● **ACTIVITY**:
Where a line in the listing below contains the word "value", copy that line.

● **SOURCE DATA**:
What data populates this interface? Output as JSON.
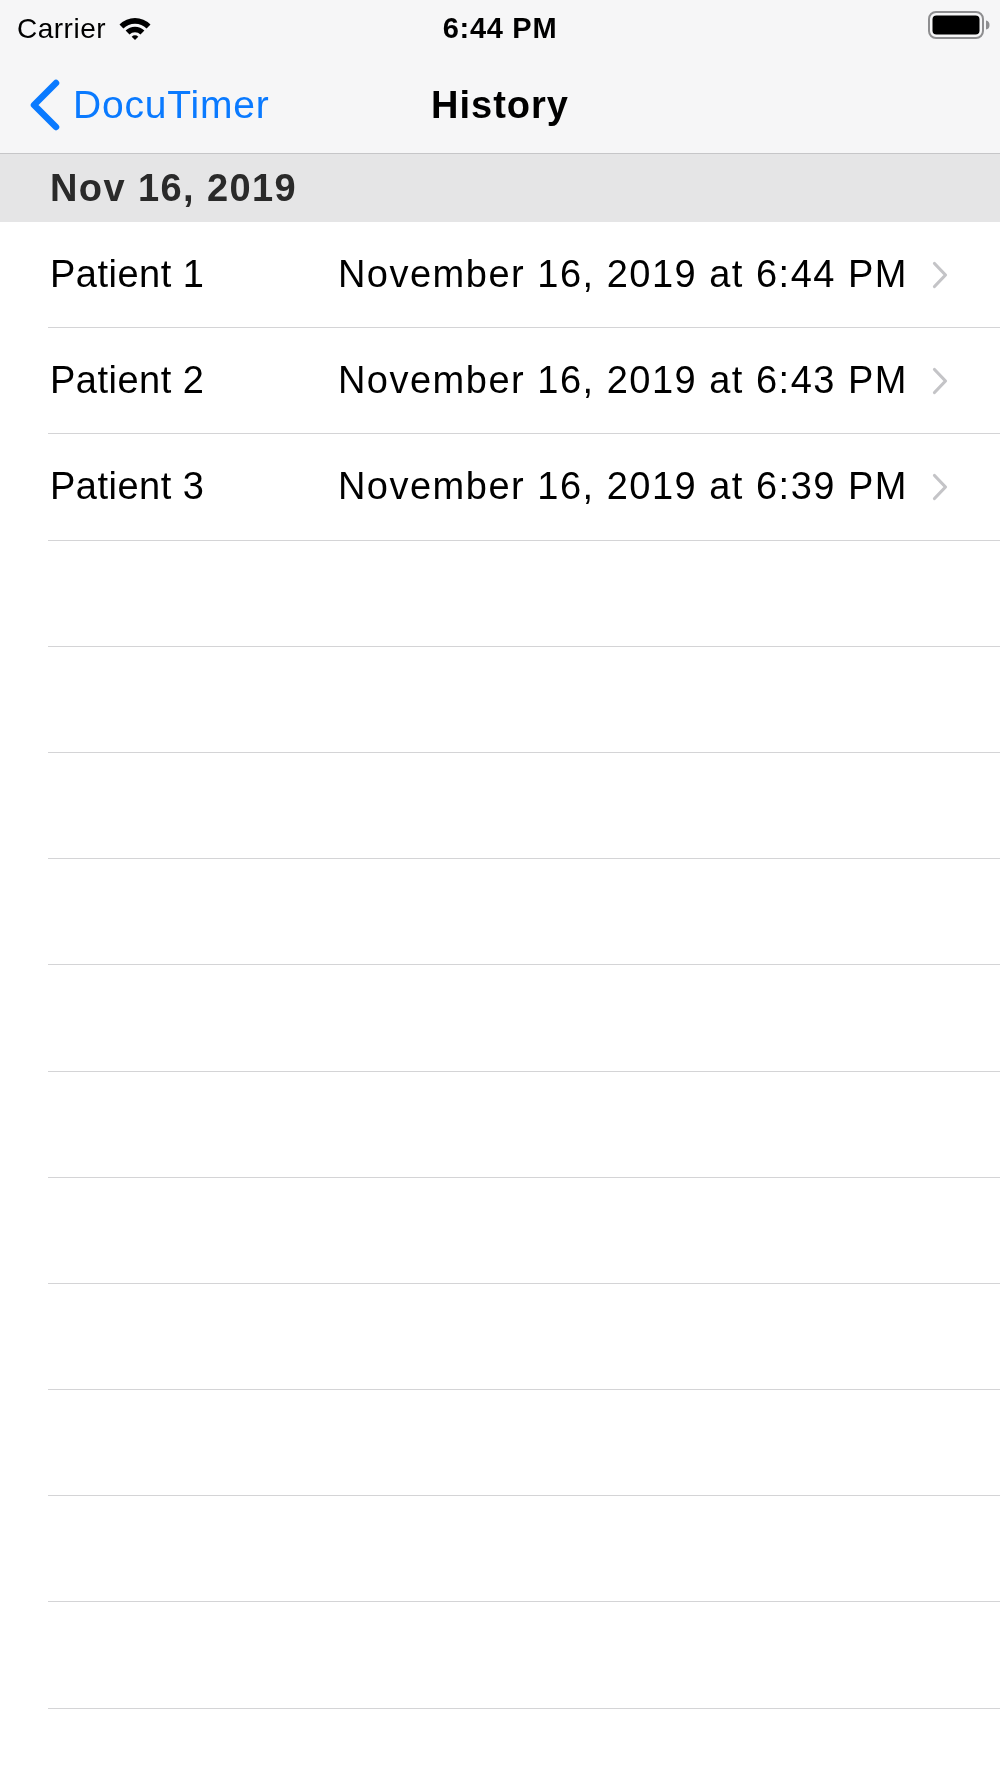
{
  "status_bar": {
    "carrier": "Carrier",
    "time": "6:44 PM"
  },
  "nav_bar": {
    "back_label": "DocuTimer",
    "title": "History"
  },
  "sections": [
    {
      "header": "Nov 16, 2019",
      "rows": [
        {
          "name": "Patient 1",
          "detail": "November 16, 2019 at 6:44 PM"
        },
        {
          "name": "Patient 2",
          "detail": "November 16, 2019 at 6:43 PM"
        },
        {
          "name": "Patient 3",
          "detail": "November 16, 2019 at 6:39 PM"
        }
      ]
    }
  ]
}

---

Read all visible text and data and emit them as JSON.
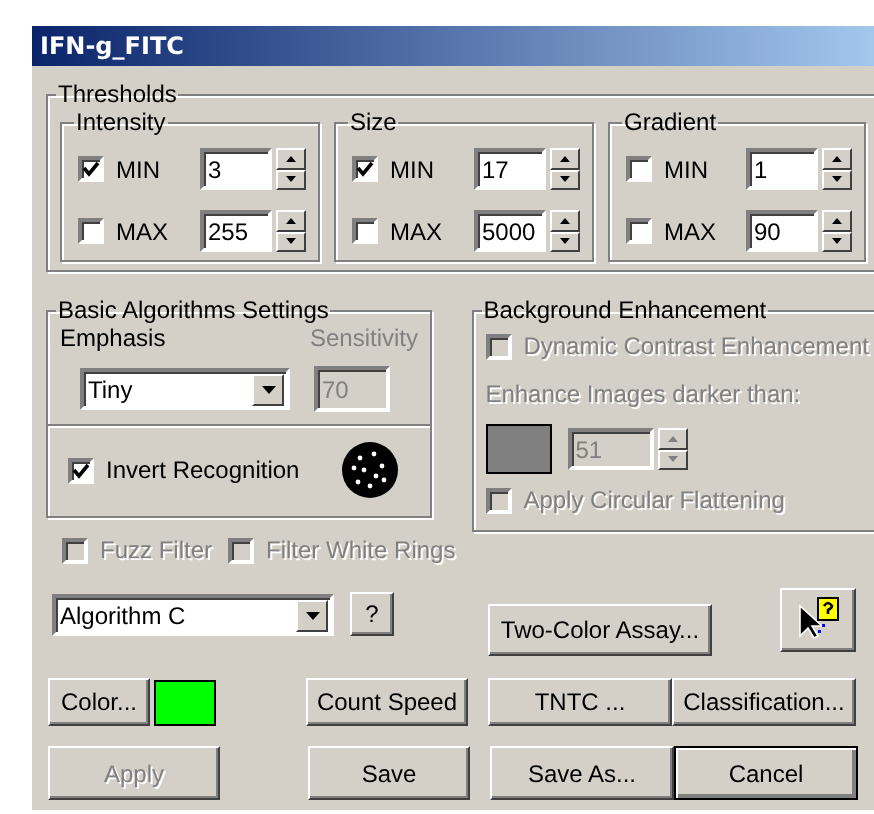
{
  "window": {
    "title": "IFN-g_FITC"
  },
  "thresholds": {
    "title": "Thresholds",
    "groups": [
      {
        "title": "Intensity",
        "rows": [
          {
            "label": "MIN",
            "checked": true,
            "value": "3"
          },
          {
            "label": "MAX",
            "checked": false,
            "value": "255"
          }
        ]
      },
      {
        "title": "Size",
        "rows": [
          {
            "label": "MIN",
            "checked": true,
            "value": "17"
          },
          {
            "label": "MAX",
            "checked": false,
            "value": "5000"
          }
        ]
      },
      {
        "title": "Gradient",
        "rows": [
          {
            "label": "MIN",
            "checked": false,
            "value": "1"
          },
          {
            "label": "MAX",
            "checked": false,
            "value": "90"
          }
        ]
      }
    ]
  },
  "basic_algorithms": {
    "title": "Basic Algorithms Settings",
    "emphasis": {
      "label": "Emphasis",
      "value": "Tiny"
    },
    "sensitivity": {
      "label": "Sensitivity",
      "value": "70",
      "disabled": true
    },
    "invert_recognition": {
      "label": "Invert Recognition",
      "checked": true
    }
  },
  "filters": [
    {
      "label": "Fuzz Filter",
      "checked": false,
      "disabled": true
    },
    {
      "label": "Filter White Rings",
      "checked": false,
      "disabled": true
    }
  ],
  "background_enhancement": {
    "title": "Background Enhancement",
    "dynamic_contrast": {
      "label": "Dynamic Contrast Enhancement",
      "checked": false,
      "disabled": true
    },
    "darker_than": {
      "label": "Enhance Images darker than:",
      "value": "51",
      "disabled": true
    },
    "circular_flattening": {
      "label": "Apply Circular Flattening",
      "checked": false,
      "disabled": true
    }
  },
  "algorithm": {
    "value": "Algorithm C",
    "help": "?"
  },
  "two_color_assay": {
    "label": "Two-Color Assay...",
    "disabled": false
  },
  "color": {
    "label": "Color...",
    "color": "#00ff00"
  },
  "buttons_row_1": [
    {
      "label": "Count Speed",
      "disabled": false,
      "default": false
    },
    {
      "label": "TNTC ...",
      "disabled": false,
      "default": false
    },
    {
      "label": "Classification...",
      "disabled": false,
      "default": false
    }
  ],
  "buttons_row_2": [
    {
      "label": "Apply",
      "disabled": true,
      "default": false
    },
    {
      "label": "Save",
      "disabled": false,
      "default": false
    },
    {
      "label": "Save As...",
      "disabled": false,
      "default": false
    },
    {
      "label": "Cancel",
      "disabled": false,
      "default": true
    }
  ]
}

● **TASK RESULT**:
            "value": "3"
            "value": "255"
            "value": "17"
            "value": "5000"
            "value": "1"
            "value": "90"
      "value": "Tiny"
      "value": "70",
      "value": "51",
    "value": "Algorithm C",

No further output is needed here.